━━ Records supplied ━━

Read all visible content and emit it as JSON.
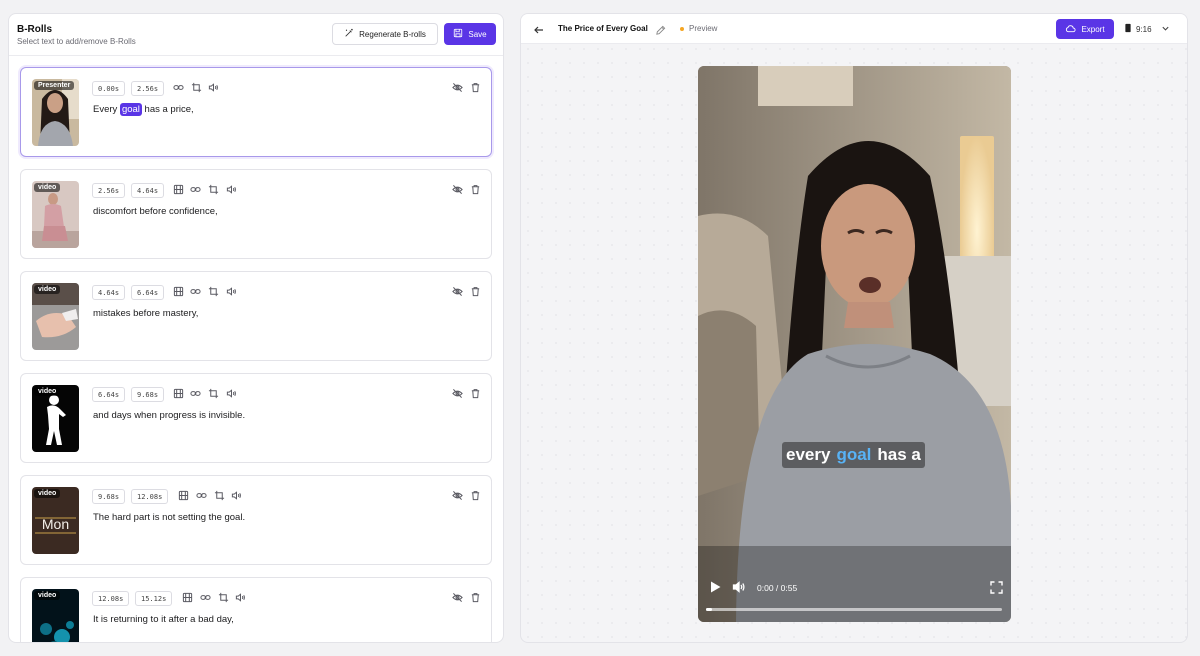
{
  "colors": {
    "accent": "#5a35e6",
    "highlight_caption": "#58b2f5",
    "status_dot": "#f5a623"
  },
  "broll_panel": {
    "title": "B-Rolls",
    "subtitle": "Select text to add/remove B-Rolls",
    "regenerate_label": "Regenerate B-rolls",
    "save_label": "Save"
  },
  "clips": [
    {
      "tag": "Presenter",
      "start": "0.00s",
      "end": "2.56s",
      "text_before": "Every ",
      "highlight": "goal",
      "text_after": " has a price,",
      "selected": true,
      "icons": [
        "link-icon",
        "crop-icon",
        "volume-icon"
      ]
    },
    {
      "tag": "video",
      "start": "2.56s",
      "end": "4.64s",
      "text": "discomfort before confidence,",
      "icons": [
        "film-icon",
        "link-icon",
        "crop-icon",
        "volume-icon"
      ]
    },
    {
      "tag": "video",
      "start": "4.64s",
      "end": "6.64s",
      "text": "mistakes before mastery,",
      "icons": [
        "film-icon",
        "link-icon",
        "crop-icon",
        "volume-icon"
      ]
    },
    {
      "tag": "video",
      "start": "6.64s",
      "end": "9.68s",
      "text": "and days when progress is invisible.",
      "icons": [
        "film-icon",
        "link-icon",
        "crop-icon",
        "volume-icon"
      ]
    },
    {
      "tag": "video",
      "thumb_text": "Mon",
      "start": "9.68s",
      "end": "12.08s",
      "text": "The hard part is not setting the goal.",
      "icons": [
        "film-icon",
        "link-icon",
        "crop-icon",
        "volume-icon"
      ]
    },
    {
      "tag": "video",
      "start": "12.08s",
      "end": "15.12s",
      "text": "It is returning to it after a bad day,",
      "icons": [
        "film-icon",
        "link-icon",
        "crop-icon",
        "volume-icon"
      ]
    }
  ],
  "preview_panel": {
    "project_title": "The Price of Every Goal",
    "status": "Preview",
    "export_label": "Export",
    "aspect_ratio": "9:16"
  },
  "video": {
    "caption_before": "every",
    "caption_highlight": "goal",
    "caption_after": "has a",
    "time": "0:00 / 0:55",
    "progress": 0.02
  }
}
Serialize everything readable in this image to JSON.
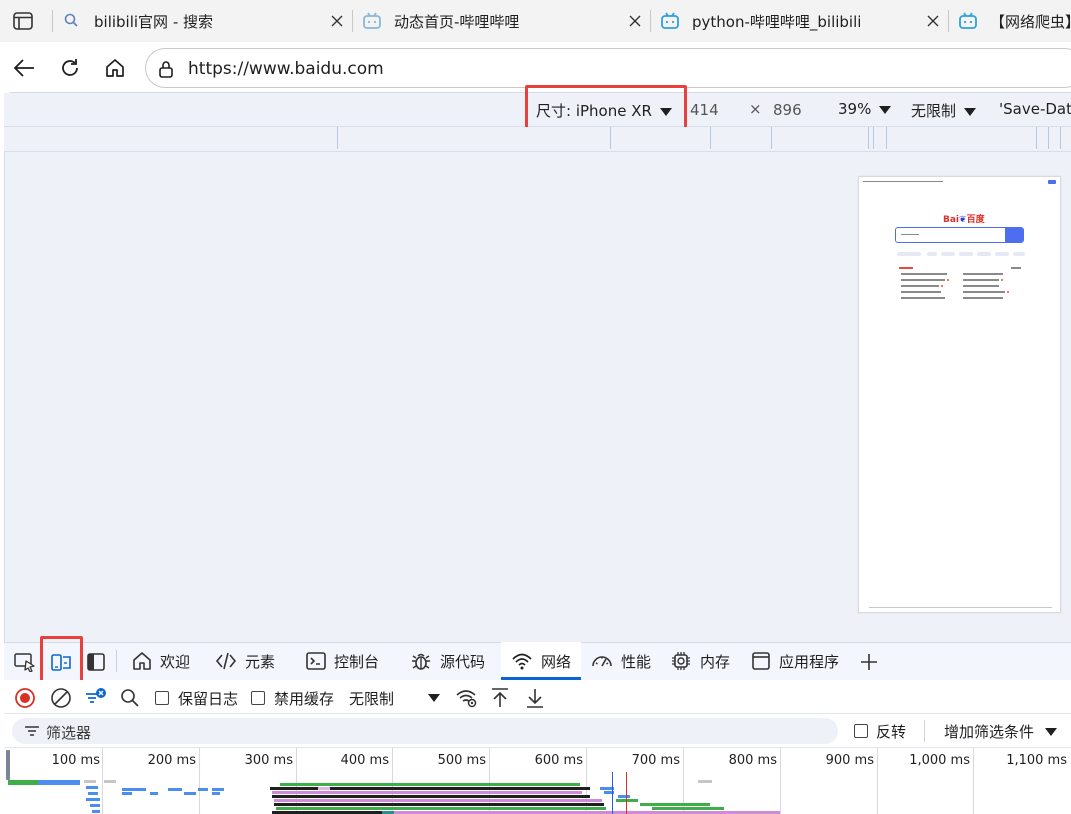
{
  "browser": {
    "tabs": [
      {
        "title": "bilibili官网 - 搜索",
        "icon": "search-icon"
      },
      {
        "title": "动态首页-哔哩哔哩",
        "icon": "bilibili-icon"
      },
      {
        "title": "python-哔哩哔哩_bilibili",
        "icon": "bilibili-icon"
      },
      {
        "title": "【网络爬虫】",
        "icon": "bilibili-icon"
      }
    ],
    "address": "https://www.baidu.com"
  },
  "device_toolbar": {
    "dimensions_label": "尺寸: iPhone XR",
    "width": "414",
    "times": "×",
    "height": "896",
    "zoom": "39%",
    "throttle": "无限制",
    "save_data": "'Save-Data"
  },
  "phone_preview": {
    "logo_left": "Bai",
    "logo_paw": "❦",
    "logo_right": "百度"
  },
  "devtools": {
    "tabs": [
      {
        "label": "欢迎",
        "icon": "home-icon"
      },
      {
        "label": "元素",
        "icon": "code-icon"
      },
      {
        "label": "控制台",
        "icon": "console-icon"
      },
      {
        "label": "源代码",
        "icon": "bug-icon"
      },
      {
        "label": "网络",
        "icon": "wifi-icon",
        "active": true
      },
      {
        "label": "性能",
        "icon": "gauge-icon"
      },
      {
        "label": "内存",
        "icon": "chip-icon"
      },
      {
        "label": "应用程序",
        "icon": "window-icon"
      }
    ],
    "accent": "#0c66d2"
  },
  "network": {
    "preserve_log": "保留日志",
    "disable_cache": "禁用缓存",
    "throttle": "无限制",
    "filter_placeholder": "筛选器",
    "invert": "反转",
    "add_filter": "增加筛选条件",
    "timeline_ticks": [
      "100 ms",
      "200 ms",
      "300 ms",
      "400 ms",
      "500 ms",
      "600 ms",
      "700 ms",
      "800 ms",
      "900 ms",
      "1,000 ms",
      "1,100 ms"
    ]
  },
  "colors": {
    "highlight": "#e8413d",
    "viewport_bg": "#eef1f8"
  }
}
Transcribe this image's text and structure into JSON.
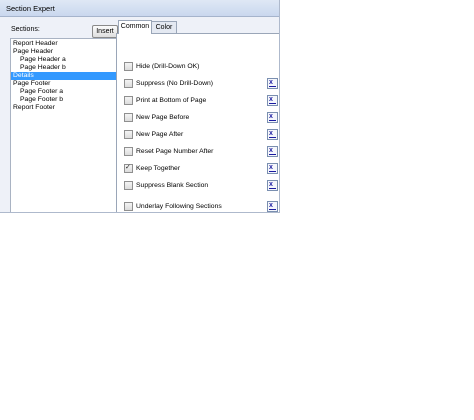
{
  "window": {
    "title": "Section Expert",
    "minimize": "–",
    "maximize": "□",
    "close": "✕"
  },
  "sections": {
    "label": "Sections:",
    "insert_button": "Insert",
    "items": [
      {
        "label": "Report Header",
        "level": 0,
        "selected": false
      },
      {
        "label": "Page Header",
        "level": 0,
        "selected": false
      },
      {
        "label": "Page Header a",
        "level": 1,
        "selected": false
      },
      {
        "label": "Page Header b",
        "level": 1,
        "selected": false
      },
      {
        "label": "Details",
        "level": 0,
        "selected": true
      },
      {
        "label": "Page Footer",
        "level": 0,
        "selected": false
      },
      {
        "label": "Page Footer a",
        "level": 1,
        "selected": false
      },
      {
        "label": "Page Footer b",
        "level": 1,
        "selected": false
      },
      {
        "label": "Report Footer",
        "level": 0,
        "selected": false
      }
    ]
  },
  "tabs": [
    {
      "label": "Common",
      "active": true
    },
    {
      "label": "Color",
      "active": false
    }
  ],
  "options": [
    {
      "label": "Hide (Drill-Down OK)",
      "checked": false,
      "formula": false
    },
    {
      "label": "Suppress (No Drill-Down)",
      "checked": false,
      "formula": true
    },
    {
      "label": "Print at Bottom of Page",
      "checked": false,
      "formula": true
    },
    {
      "label": "New Page Before",
      "checked": false,
      "formula": true
    },
    {
      "label": "New Page After",
      "checked": false,
      "formula": true
    },
    {
      "label": "Reset Page Number After",
      "checked": false,
      "formula": true
    },
    {
      "label": "Keep Together",
      "checked": true,
      "formula": true
    },
    {
      "label": "Suppress Blank Section",
      "checked": false,
      "formula": true
    },
    {
      "label": "Underlay Following Sections",
      "checked": false,
      "formula": true
    }
  ],
  "icons": {
    "formula_button": "formula-x-icon",
    "check": "✓"
  }
}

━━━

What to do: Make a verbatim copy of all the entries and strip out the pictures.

Completed exercise:
Read all visible content and emit it as JSON.
{
  "colors": {
    "accent": "#5a35e6",
    "highlight_caption": "#58b2f5",
    "status_dot": "#f5a623"
  },
  "broll_panel": {
    "title": "B-Rolls",
    "subtitle": "Select text to add/remove B-Rolls",
    "regenerate_label": "Regenerate B-rolls",
    "save_label": "Save"
  },
  "clips": [
    {
      "tag": "Presenter",
      "start": "0.00s",
      "end": "2.56s",
      "text_before": "Every ",
      "highlight": "goal",
      "text_after": " has a price,",
      "selected": true,
      "icons": [
        "link-icon",
        "crop-icon",
        "volume-icon"
      ]
    },
    {
      "tag": "video",
      "start": "2.56s",
      "end": "4.64s",
      "text": "discomfort before confidence,",
      "icons": [
        "film-icon",
        "link-icon",
        "crop-icon",
        "volume-icon"
      ]
    },
    {
      "tag": "video",
      "start": "4.64s",
      "end": "6.64s",
      "text": "mistakes before mastery,",
      "icons": [
        "film-icon",
        "link-icon",
        "crop-icon",
        "volume-icon"
      ]
    },
    {
      "tag": "video",
      "start": "6.64s",
      "end": "9.68s",
      "text": "and days when progress is invisible.",
      "icons": [
        "film-icon",
        "link-icon",
        "crop-icon",
        "volume-icon"
      ]
    },
    {
      "tag": "video",
      "thumb_text": "Mon",
      "start": "9.68s",
      "end": "12.08s",
      "text": "The hard part is not setting the goal.",
      "icons": [
        "film-icon",
        "link-icon",
        "crop-icon",
        "volume-icon"
      ]
    },
    {
      "tag": "video",
      "start": "12.08s",
      "end": "15.12s",
      "text": "It is returning to it after a bad day,",
      "icons": [
        "film-icon",
        "link-icon",
        "crop-icon",
        "volume-icon"
      ]
    }
  ],
  "preview_panel": {
    "project_title": "The Price of Every Goal",
    "status": "Preview",
    "export_label": "Export",
    "aspect_ratio": "9:16"
  },
  "video": {
    "caption_before": "every",
    "caption_highlight": "goal",
    "caption_after": "has a",
    "time": "0:00 / 0:55",
    "progress": 0.02
  }
}
Serialize everything readable in this image to JSON.
{
  "browser": {
    "tabs": [
      {
        "title": "bilibili官网 - 搜索",
        "icon": "search-icon"
      },
      {
        "title": "动态首页-哔哩哔哩",
        "icon": "bilibili-icon"
      },
      {
        "title": "python-哔哩哔哩_bilibili",
        "icon": "bilibili-icon"
      },
      {
        "title": "【网络爬虫】",
        "icon": "bilibili-icon"
      }
    ],
    "address": "https://www.baidu.com"
  },
  "device_toolbar": {
    "dimensions_label": "尺寸: iPhone XR",
    "width": "414",
    "times": "×",
    "height": "896",
    "zoom": "39%",
    "throttle": "无限制",
    "save_data": "'Save-Data"
  },
  "phone_preview": {
    "logo_left": "Bai",
    "logo_paw": "❦",
    "logo_right": "百度"
  },
  "devtools": {
    "tabs": [
      {
        "label": "欢迎",
        "icon": "home-icon"
      },
      {
        "label": "元素",
        "icon": "code-icon"
      },
      {
        "label": "控制台",
        "icon": "console-icon"
      },
      {
        "label": "源代码",
        "icon": "bug-icon"
      },
      {
        "label": "网络",
        "icon": "wifi-icon",
        "active": true
      },
      {
        "label": "性能",
        "icon": "gauge-icon"
      },
      {
        "label": "内存",
        "icon": "chip-icon"
      },
      {
        "label": "应用程序",
        "icon": "window-icon"
      }
    ],
    "accent": "#0c66d2"
  },
  "network": {
    "preserve_log": "保留日志",
    "disable_cache": "禁用缓存",
    "throttle": "无限制",
    "filter_placeholder": "筛选器",
    "invert": "反转",
    "add_filter": "增加筛选条件",
    "timeline_ticks": [
      "100 ms",
      "200 ms",
      "300 ms",
      "400 ms",
      "500 ms",
      "600 ms",
      "700 ms",
      "800 ms",
      "900 ms",
      "1,000 ms",
      "1,100 ms"
    ]
  },
  "colors": {
    "highlight": "#e8413d",
    "viewport_bg": "#eef1f8"
  }
}
Transcribe this image's text and structure into JSON.
{
  "window": {
    "title": "Section Expert",
    "minimize": "–",
    "maximize": "□",
    "close": "✕"
  },
  "sections": {
    "label": "Sections:",
    "insert_button": "Insert",
    "items": [
      {
        "label": "Report Header",
        "level": 0,
        "selected": false
      },
      {
        "label": "Page Header",
        "level": 0,
        "selected": false
      },
      {
        "label": "Page Header a",
        "level": 1,
        "selected": false
      },
      {
        "label": "Page Header b",
        "level": 1,
        "selected": false
      },
      {
        "label": "Details",
        "level": 0,
        "selected": true
      },
      {
        "label": "Page Footer",
        "level": 0,
        "selected": false
      },
      {
        "label": "Page Footer a",
        "level": 1,
        "selected": false
      },
      {
        "label": "Page Footer b",
        "level": 1,
        "selected": false
      },
      {
        "label": "Report Footer",
        "level": 0,
        "selected": false
      }
    ]
  },
  "tabs": [
    {
      "label": "Common",
      "active": true
    },
    {
      "label": "Color",
      "active": false
    }
  ],
  "options": [
    {
      "label": "Hide (Drill-Down OK)",
      "checked": false,
      "formula": false
    },
    {
      "label": "Suppress (No Drill-Down)",
      "checked": false,
      "formula": true
    },
    {
      "label": "Print at Bottom of Page",
      "checked": false,
      "formula": true
    },
    {
      "label": "New Page Before",
      "checked": false,
      "formula": true
    },
    {
      "label": "New Page After",
      "checked": false,
      "formula": true
    },
    {
      "label": "Reset Page Number After",
      "checked": false,
      "formula": true
    },
    {
      "label": "Keep Together",
      "checked": true,
      "formula": true
    },
    {
      "label": "Suppress Blank Section",
      "checked": false,
      "formula": true
    },
    {
      "label": "Underlay Following Sections",
      "checked": false,
      "formula": true
    }
  ],
  "icons": {
    "formula_button": "formula-x-icon",
    "check": "✓"
  }
}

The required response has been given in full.